**TRY IT:**
In the records, each line holding "title" must be reported.
START SUPPLIED DATA
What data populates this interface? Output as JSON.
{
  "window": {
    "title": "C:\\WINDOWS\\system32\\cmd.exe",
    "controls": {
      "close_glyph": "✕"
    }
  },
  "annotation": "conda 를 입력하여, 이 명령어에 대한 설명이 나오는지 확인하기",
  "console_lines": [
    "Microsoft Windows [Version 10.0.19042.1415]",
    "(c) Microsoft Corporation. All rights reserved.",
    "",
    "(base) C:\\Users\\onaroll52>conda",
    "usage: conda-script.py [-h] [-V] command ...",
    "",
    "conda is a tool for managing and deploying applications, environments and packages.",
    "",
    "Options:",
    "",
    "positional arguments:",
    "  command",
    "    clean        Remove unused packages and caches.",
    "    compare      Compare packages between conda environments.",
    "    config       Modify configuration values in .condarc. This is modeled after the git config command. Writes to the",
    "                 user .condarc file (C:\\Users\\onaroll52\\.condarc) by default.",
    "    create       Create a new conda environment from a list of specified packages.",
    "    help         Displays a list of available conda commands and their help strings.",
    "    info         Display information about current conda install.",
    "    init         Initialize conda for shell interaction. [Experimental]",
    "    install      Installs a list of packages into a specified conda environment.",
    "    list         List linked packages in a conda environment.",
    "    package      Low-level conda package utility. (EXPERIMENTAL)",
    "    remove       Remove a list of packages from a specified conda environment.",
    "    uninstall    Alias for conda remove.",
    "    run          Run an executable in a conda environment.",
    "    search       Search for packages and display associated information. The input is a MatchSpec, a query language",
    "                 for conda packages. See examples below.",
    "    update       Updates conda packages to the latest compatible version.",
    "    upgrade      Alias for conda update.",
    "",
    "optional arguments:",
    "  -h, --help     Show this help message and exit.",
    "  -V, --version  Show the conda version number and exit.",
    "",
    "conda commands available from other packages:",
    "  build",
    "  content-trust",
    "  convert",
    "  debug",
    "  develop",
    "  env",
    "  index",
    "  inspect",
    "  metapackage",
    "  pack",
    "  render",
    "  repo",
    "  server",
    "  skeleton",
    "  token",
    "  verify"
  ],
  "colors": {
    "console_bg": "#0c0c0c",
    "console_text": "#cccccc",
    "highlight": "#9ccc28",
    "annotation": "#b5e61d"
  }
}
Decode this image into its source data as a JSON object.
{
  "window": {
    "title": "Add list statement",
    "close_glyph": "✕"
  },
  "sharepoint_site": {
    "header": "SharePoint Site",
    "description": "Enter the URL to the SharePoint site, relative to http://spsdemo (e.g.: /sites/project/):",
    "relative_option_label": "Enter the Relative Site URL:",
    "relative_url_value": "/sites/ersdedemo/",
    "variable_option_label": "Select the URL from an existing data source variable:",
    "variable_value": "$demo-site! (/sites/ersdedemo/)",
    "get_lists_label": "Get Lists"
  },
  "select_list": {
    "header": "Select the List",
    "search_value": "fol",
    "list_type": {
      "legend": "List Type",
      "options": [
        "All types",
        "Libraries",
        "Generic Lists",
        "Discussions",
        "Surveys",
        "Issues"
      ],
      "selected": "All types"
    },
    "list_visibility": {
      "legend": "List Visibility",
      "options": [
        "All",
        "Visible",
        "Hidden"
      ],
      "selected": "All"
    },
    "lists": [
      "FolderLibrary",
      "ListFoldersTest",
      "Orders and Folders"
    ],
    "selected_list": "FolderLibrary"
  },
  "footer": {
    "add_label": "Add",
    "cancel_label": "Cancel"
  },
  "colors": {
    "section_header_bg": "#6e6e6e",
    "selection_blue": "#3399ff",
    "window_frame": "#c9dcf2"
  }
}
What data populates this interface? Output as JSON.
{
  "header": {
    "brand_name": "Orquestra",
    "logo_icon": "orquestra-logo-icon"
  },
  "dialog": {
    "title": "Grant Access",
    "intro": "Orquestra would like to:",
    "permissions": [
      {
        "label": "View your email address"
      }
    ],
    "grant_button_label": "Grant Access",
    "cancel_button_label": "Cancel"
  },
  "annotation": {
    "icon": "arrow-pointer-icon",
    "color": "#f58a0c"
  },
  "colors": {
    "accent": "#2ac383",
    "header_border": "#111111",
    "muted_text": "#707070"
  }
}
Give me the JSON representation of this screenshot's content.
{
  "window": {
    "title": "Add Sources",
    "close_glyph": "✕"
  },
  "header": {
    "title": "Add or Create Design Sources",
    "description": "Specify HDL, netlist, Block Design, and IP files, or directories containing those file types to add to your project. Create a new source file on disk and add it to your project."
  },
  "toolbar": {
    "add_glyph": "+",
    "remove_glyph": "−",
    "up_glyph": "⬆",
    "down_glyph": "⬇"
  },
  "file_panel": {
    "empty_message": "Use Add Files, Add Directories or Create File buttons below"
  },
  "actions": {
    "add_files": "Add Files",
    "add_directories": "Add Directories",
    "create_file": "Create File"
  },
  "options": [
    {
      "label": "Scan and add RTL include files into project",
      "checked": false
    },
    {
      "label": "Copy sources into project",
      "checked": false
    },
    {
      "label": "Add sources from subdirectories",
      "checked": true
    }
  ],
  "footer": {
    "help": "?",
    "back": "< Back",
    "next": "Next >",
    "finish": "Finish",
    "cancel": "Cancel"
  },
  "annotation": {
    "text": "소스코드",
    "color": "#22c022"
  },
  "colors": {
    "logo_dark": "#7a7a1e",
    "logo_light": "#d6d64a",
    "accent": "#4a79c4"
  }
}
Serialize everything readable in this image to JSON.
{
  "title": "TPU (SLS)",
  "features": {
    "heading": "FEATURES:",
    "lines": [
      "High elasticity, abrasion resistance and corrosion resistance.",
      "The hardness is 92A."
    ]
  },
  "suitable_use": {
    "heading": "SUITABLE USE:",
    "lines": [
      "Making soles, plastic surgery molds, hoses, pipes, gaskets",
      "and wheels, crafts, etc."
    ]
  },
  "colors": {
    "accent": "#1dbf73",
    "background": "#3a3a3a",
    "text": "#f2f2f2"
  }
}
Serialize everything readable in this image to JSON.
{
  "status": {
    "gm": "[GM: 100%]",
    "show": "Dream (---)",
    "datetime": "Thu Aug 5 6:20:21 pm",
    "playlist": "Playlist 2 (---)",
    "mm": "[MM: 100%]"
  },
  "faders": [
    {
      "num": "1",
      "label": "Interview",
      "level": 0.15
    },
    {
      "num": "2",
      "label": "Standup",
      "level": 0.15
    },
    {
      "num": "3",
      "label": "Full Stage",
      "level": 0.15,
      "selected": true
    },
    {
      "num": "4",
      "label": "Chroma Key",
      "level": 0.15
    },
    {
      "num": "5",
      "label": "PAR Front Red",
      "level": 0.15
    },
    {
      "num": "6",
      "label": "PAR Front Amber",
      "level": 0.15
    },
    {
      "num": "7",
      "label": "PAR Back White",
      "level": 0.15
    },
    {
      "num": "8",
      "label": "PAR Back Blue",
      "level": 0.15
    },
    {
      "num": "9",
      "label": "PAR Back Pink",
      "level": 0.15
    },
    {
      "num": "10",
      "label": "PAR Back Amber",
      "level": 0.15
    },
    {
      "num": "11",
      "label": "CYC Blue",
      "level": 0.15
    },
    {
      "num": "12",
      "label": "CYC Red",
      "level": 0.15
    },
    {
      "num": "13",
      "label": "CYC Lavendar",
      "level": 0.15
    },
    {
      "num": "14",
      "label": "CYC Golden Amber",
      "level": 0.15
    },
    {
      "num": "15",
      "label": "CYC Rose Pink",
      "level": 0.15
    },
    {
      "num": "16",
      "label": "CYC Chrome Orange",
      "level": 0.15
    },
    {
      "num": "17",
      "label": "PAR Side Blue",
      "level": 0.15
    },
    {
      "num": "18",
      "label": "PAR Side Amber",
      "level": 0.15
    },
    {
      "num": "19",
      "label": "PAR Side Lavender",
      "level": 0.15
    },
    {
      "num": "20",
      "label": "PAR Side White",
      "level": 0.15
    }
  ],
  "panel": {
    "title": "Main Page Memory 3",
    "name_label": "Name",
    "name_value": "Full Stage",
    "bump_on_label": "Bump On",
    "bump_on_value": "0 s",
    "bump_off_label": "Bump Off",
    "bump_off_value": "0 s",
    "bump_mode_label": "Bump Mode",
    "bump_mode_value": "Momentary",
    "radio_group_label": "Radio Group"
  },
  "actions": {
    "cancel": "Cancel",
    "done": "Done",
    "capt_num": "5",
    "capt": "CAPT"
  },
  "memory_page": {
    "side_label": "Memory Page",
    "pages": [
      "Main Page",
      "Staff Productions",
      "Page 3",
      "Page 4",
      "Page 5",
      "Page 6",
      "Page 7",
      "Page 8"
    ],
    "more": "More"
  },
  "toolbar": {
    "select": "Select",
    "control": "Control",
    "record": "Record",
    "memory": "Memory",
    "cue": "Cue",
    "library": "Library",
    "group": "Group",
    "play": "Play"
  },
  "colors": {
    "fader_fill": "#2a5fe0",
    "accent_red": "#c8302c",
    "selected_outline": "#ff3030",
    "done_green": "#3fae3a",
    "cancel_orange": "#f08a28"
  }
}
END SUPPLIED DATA
**ANSWER:**
    "title": "C:\\WINDOWS\\system32\\cmd.exe",
    "title": "Add list statement",
    "title": "Grant Access",
    "title": "Add Sources",
    "title": "Add or Create Design Sources",
  "title": "TPU (SLS)",
    "title": "Main Page Memory 3",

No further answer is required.